REQUIRED WORK: Find all the lines in the entries below that hold the word "screenshot" and copy them.

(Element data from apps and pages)
———
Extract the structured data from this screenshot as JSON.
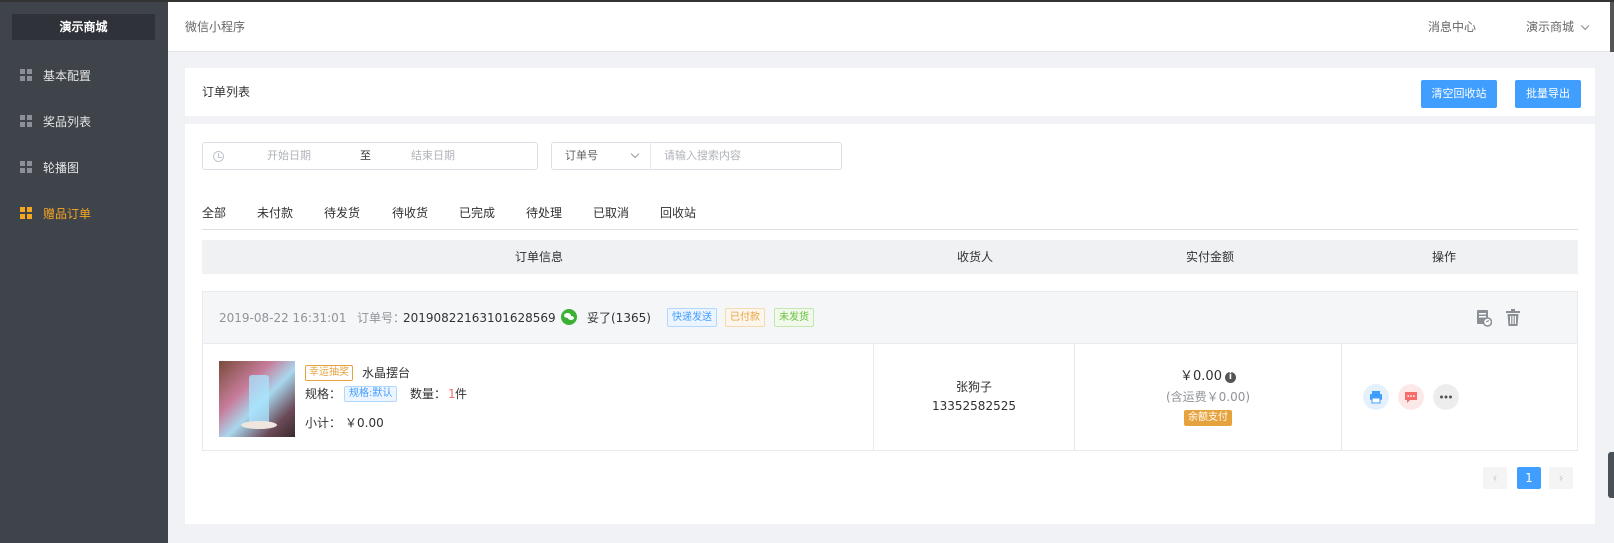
{
  "sidebar": {
    "brand": "演示商城",
    "items": [
      {
        "label": "基本配置",
        "active": false
      },
      {
        "label": "奖品列表",
        "active": false
      },
      {
        "label": "轮播图",
        "active": false
      },
      {
        "label": "赠品订单",
        "active": true
      }
    ]
  },
  "header": {
    "breadcrumb": "微信小程序",
    "message_center": "消息中心",
    "shop_menu": "演示商城"
  },
  "page": {
    "title": "订单列表",
    "clear_recycle_button": "清空回收站",
    "batch_export_button": "批量导出"
  },
  "filters": {
    "start_date_placeholder": "开始日期",
    "range_separator": "至",
    "end_date_placeholder": "结束日期",
    "search_type": "订单号",
    "search_placeholder": "请输入搜索内容"
  },
  "tabs": [
    "全部",
    "未付款",
    "待发货",
    "待收货",
    "已完成",
    "待处理",
    "已取消",
    "回收站"
  ],
  "table_headers": {
    "order_info": "订单信息",
    "receiver": "收货人",
    "paid_amount": "实付金额",
    "actions": "操作"
  },
  "orders": [
    {
      "datetime": "2019-08-22 16:31:01",
      "order_no_label": "订单号：",
      "order_no": "20190822163101628569",
      "platform_icon": "wechat-icon",
      "nickname": "妥了(1365)",
      "tags": [
        "快递发送",
        "已付款",
        "未发货"
      ],
      "product": {
        "badge": "幸运抽奖",
        "name": "水晶摆台",
        "spec_label": "规格：",
        "spec_value": "规格:默认",
        "qty_label": "数量：",
        "qty_value": "1",
        "qty_unit": "件",
        "subtotal_label": "小计：",
        "subtotal_value": "￥0.00"
      },
      "receiver_name": "张狗子",
      "receiver_phone": "13352582525",
      "amount": "￥0.00",
      "shipping_note": "(含运费￥0.00)",
      "pay_method": "余额支付"
    }
  ],
  "pagination": {
    "current": "1",
    "prev_icon": "chevron-left-icon",
    "next_icon": "chevron-right-icon"
  },
  "colors": {
    "primary": "#409eff",
    "sidebar_bg": "#3f434a",
    "sidebar_active": "#f5a623",
    "price_red": "#f56c6c",
    "pay_tag": "#e6a23c"
  }
}
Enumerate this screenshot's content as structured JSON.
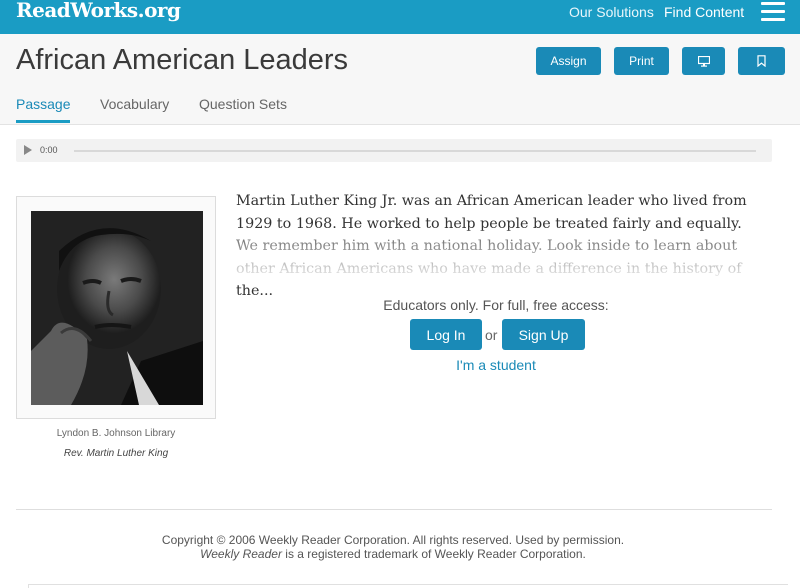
{
  "topbar": {
    "logo": "ReadWorks.org",
    "nav_solutions": "Our Solutions",
    "nav_find": "Find Content",
    "menu_icon": "hamburger-menu-icon"
  },
  "header": {
    "title": "African American Leaders",
    "buttons": {
      "assign": "Assign",
      "print": "Print",
      "present_icon": "monitor-icon",
      "bookmark_icon": "bookmark-icon"
    },
    "tabs": [
      "Passage",
      "Vocabulary",
      "Question Sets"
    ],
    "active_tab": "Passage"
  },
  "audio": {
    "time": "0:00",
    "play_icon": "play-icon",
    "progress": 0
  },
  "figure": {
    "credit": "Lyndon B. Johnson Library",
    "caption": "Rev. Martin Luther King"
  },
  "passage": {
    "text": "Martin Luther King Jr. was an African American leader who lived from 1929 to 1968.  He worked to help people be treated fairly and equally.  We remember him with a national holiday.  Look inside to learn about other African Americans who have made a difference in the history of the..."
  },
  "gate": {
    "message": "Educators only. For full, free access:",
    "login": "Log In",
    "or": "or",
    "signup": "Sign Up",
    "student": "I'm a student"
  },
  "footer": {
    "copyright": "Copyright © 2006 Weekly Reader Corporation. All rights reserved. Used by permission.",
    "trademark_italic": "Weekly Reader",
    "trademark_rest": " is a registered trademark of Weekly Reader Corporation."
  },
  "colors": {
    "brand": "#1a9cc4",
    "button": "#1a8ab7"
  }
}
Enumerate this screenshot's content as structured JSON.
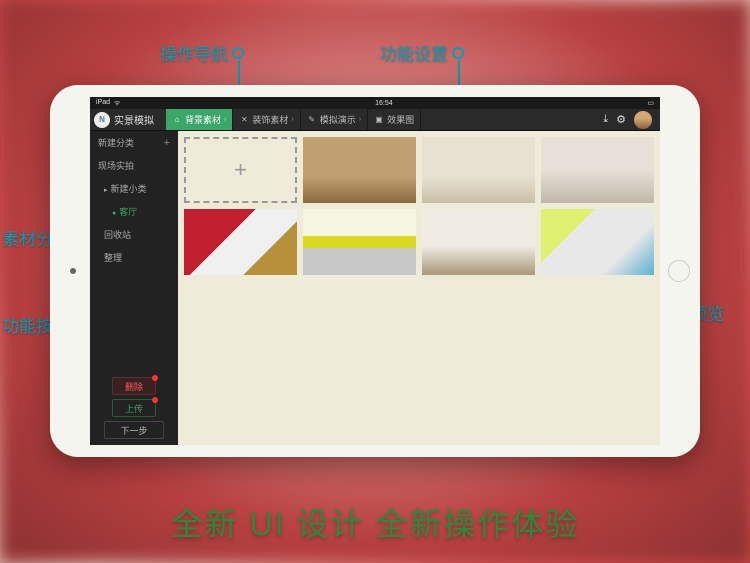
{
  "statusbar": {
    "carrier": "iPad",
    "wifi": "᯾",
    "time": "16:54",
    "battery": "▮"
  },
  "header": {
    "app_title": "实景模拟",
    "logo_letter": "N"
  },
  "tabs": [
    {
      "label": "背景素材",
      "icon": "⌂",
      "active": true
    },
    {
      "label": "装饰素材",
      "icon": "✕",
      "active": false
    },
    {
      "label": "模拟演示",
      "icon": "✎",
      "active": false
    },
    {
      "label": "效果图",
      "icon": "▣",
      "active": false
    }
  ],
  "right_icons": {
    "download": "⤓",
    "settings": "⚙"
  },
  "sidebar": {
    "items": [
      {
        "label": "新建分类",
        "plus": true
      },
      {
        "label": "现场实拍"
      },
      {
        "label": "新建小类",
        "sub": true,
        "tri": true
      },
      {
        "label": "客厅",
        "sub2": true,
        "selected": true,
        "dot": true
      },
      {
        "label": "回收站",
        "sub": true
      },
      {
        "label": "整理",
        "sub": true
      }
    ],
    "buttons": {
      "delete": "删除",
      "upload": "上传",
      "next": "下一步"
    }
  },
  "thumbnails": {
    "add_label": "+"
  },
  "annotations": {
    "nav": "操作导航",
    "settings": "功能设置",
    "category": "素材分类",
    "buttons": "功能按钮",
    "preview": "素材预览"
  },
  "hero": "全新 UI 设计  全新操作体验"
}
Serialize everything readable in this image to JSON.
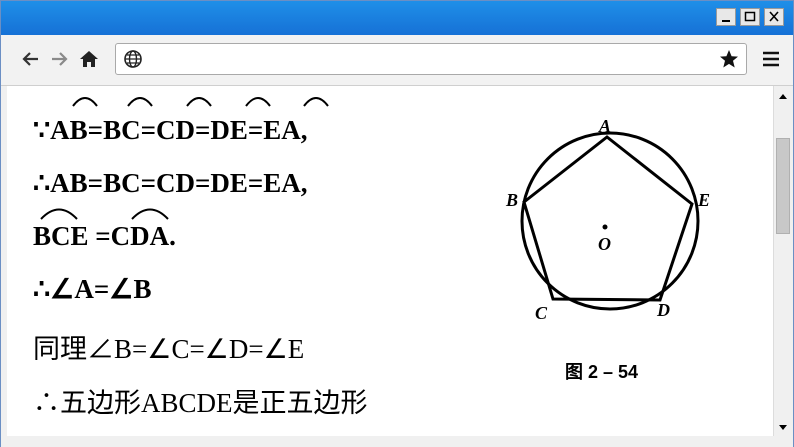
{
  "window": {
    "minimize_icon": "minimize-icon",
    "maximize_icon": "maximize-icon",
    "close_icon": "close-icon",
    "titlebar_color": "#1f8fe8"
  },
  "toolbar": {
    "back_icon": "arrow-left-icon",
    "forward_icon": "arrow-right-icon",
    "home_icon": "home-icon",
    "globe_icon": "globe-icon",
    "url": "",
    "bookmark_icon": "star-icon",
    "menu_icon": "hamburger-menu-icon"
  },
  "slide": {
    "lines": [
      "∵AB=BC=CD=DE=EA,",
      "∴AB=BC=CD=DE=EA,",
      "BCE =CDA.",
      "∴∠A=∠B",
      "同理∠B=∠C=∠D=∠E",
      "∴五边形ABCDE是正五边形"
    ],
    "figure": {
      "vertex_labels": [
        "A",
        "B",
        "C",
        "D",
        "E"
      ],
      "center_label": "O",
      "caption": "图 2 – 54"
    }
  }
}
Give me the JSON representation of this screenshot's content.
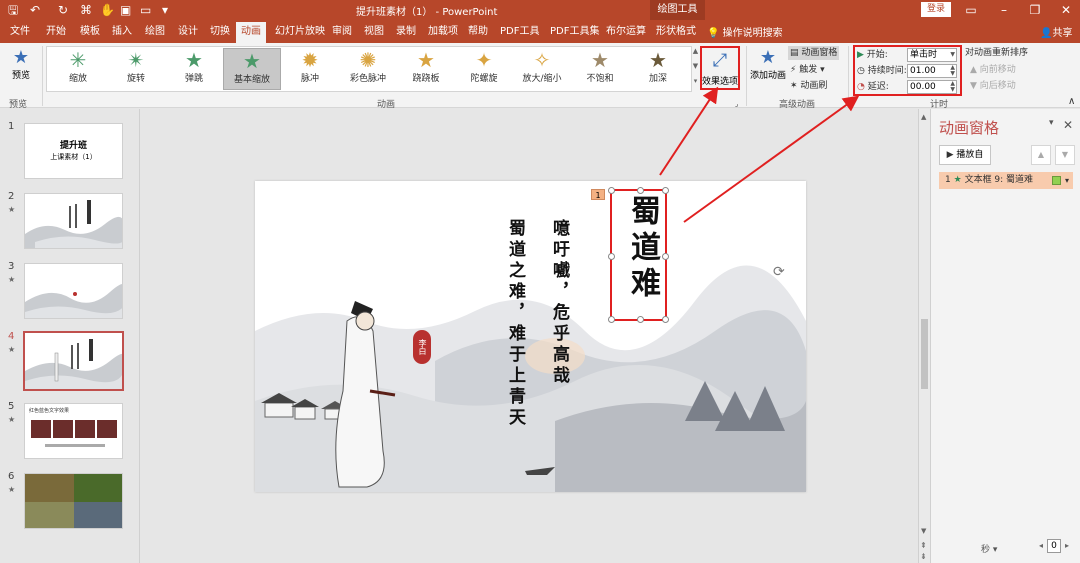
{
  "titlebar": {
    "doc_title": "提升班素材（1） - PowerPoint",
    "contextual_tab": "绘图工具",
    "login": "登录"
  },
  "tabs": [
    "文件",
    "开始",
    "模板",
    "插入",
    "绘图",
    "设计",
    "切换",
    "动画",
    "幻灯片放映",
    "审阅",
    "视图",
    "录制",
    "加载项",
    "帮助",
    "PDF工具",
    "PDF工具集",
    "布尔运算",
    "形状格式"
  ],
  "active_tab": "动画",
  "search_label": "操作说明搜索",
  "share_label": "共享",
  "ribbon": {
    "preview_label": "预览",
    "preview_group": "预览",
    "animation_group": "动画",
    "advanced_group": "高级动画",
    "timing_group": "计时",
    "gallery": [
      "缩放",
      "旋转",
      "弹跳",
      "基本缩放",
      "脉冲",
      "彩色脉冲",
      "跷跷板",
      "陀螺旋",
      "放大/缩小",
      "不饱和",
      "加深"
    ],
    "selected_effect": "基本缩放",
    "effect_options": "效果选项",
    "add_animation": "添加动画",
    "animation_pane_btn": "动画窗格",
    "trigger": "触发",
    "animation_painter": "动画刷",
    "start_label": "开始:",
    "start_value": "单击时",
    "duration_label": "持续时间:",
    "duration_value": "01.00",
    "delay_label": "延迟:",
    "delay_value": "00.00",
    "reorder_title": "对动画重新排序",
    "move_earlier": "向前移动",
    "move_later": "向后移动"
  },
  "thumbnails": [
    {
      "num": "1",
      "title": "提升班",
      "subtitle": "上课素材（1）",
      "star": false
    },
    {
      "num": "2",
      "star": true
    },
    {
      "num": "3",
      "star": true
    },
    {
      "num": "4",
      "star": true,
      "selected": true
    },
    {
      "num": "5",
      "star": true,
      "heading": "红色蓝色文字效果"
    },
    {
      "num": "6",
      "star": true
    }
  ],
  "slide": {
    "title": "蜀道难",
    "line1": "噫吁嚱，危乎高哉",
    "line2": "蜀道之难，难于上青天",
    "seal": "李白",
    "anim_tag": "1"
  },
  "anim_pane": {
    "title": "动画窗格",
    "play_from": "播放自",
    "items": [
      {
        "order": "1",
        "label": "文本框 9: 蜀道难"
      }
    ],
    "seconds_label": "秒",
    "page": "0"
  },
  "colors": {
    "accent": "#b7472a",
    "highlight": "#e02020",
    "list_item": "#f8cbad"
  }
}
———
COMPLETED TASK:
Extract the structured data from this screenshot as JSON.
Enumerate this screenshot's content as structured JSON.
Enumerate this screenshot's content as structured JSON.
Give me the JSON representation of this screenshot's content.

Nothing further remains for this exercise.